◆ Exercise brief ◆
Output each record exactly, with nothing omitted.

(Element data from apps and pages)

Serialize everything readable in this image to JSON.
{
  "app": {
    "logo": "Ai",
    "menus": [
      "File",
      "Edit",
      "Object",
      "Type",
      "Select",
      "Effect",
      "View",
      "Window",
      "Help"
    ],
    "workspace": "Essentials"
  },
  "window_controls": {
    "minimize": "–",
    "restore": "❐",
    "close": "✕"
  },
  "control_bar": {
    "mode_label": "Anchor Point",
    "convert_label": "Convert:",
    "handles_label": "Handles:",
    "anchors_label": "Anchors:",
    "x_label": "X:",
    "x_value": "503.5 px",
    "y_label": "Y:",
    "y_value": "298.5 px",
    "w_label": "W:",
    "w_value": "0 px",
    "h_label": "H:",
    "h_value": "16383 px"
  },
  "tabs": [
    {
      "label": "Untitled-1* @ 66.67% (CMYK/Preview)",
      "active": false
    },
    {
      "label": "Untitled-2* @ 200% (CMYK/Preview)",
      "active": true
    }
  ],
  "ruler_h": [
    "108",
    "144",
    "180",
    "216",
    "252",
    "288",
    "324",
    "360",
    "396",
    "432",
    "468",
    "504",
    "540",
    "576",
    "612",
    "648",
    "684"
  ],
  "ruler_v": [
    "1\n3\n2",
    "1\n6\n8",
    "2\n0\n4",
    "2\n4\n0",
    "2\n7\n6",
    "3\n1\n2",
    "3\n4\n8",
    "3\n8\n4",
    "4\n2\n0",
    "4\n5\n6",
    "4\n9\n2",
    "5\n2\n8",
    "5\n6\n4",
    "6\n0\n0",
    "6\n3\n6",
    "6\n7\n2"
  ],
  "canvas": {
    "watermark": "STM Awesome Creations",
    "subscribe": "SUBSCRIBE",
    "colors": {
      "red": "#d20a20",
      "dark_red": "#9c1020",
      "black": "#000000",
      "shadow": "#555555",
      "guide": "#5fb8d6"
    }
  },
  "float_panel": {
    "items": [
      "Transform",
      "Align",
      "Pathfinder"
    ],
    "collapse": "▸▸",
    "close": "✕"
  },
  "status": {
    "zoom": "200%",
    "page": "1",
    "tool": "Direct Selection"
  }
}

◆ Solution ◆
Serialize everything readable in this image to JSON.
{
  "app": {
    "logo": "Ai",
    "menus": [
      "File",
      "Edit",
      "Object",
      "Type",
      "Select",
      "Effect",
      "View",
      "Window",
      "Help"
    ],
    "workspace": "Essentials"
  },
  "window_controls": {
    "minimize": "–",
    "restore": "❐",
    "close": "✕"
  },
  "control_bar": {
    "mode_label": "Anchor Point",
    "convert_label": "Convert:",
    "handles_label": "Handles:",
    "anchors_label": "Anchors:",
    "x_label": "X:",
    "x_value": "503.5 px",
    "y_label": "Y:",
    "y_value": "298.5 px",
    "w_label": "W:",
    "w_value": "0 px",
    "h_label": "H:",
    "h_value": "16383 px"
  },
  "tabs": [
    {
      "label": "Untitled-1* @ 66.67% (CMYK/Preview)",
      "active": false
    },
    {
      "label": "Untitled-2* @ 200% (CMYK/Preview)",
      "active": true
    }
  ],
  "ruler_h": [
    "108",
    "144",
    "180",
    "216",
    "252",
    "288",
    "324",
    "360",
    "396",
    "432",
    "468",
    "504",
    "540",
    "576",
    "612",
    "648",
    "684"
  ],
  "ruler_v": [
    "1\n3\n2",
    "1\n6\n8",
    "2\n0\n4",
    "2\n4\n0",
    "2\n7\n6",
    "3\n1\n2",
    "3\n4\n8",
    "3\n8\n4",
    "4\n2\n0",
    "4\n5\n6",
    "4\n9\n2",
    "5\n2\n8",
    "5\n6\n4",
    "6\n0\n0",
    "6\n3\n6",
    "6\n7\n2"
  ],
  "canvas": {
    "watermark": "STM Awesome Creations",
    "subscribe": "SUBSCRIBE",
    "colors": {
      "red": "#d20a20",
      "dark_red": "#9c1020",
      "black": "#000000",
      "shadow": "#555555",
      "guide": "#5fb8d6"
    }
  },
  "float_panel": {
    "items": [
      "Transform",
      "Align",
      "Pathfinder"
    ],
    "collapse": "▸▸",
    "close": "✕"
  },
  "status": {
    "zoom": "200%",
    "page": "1",
    "tool": "Direct Selection"
  }
}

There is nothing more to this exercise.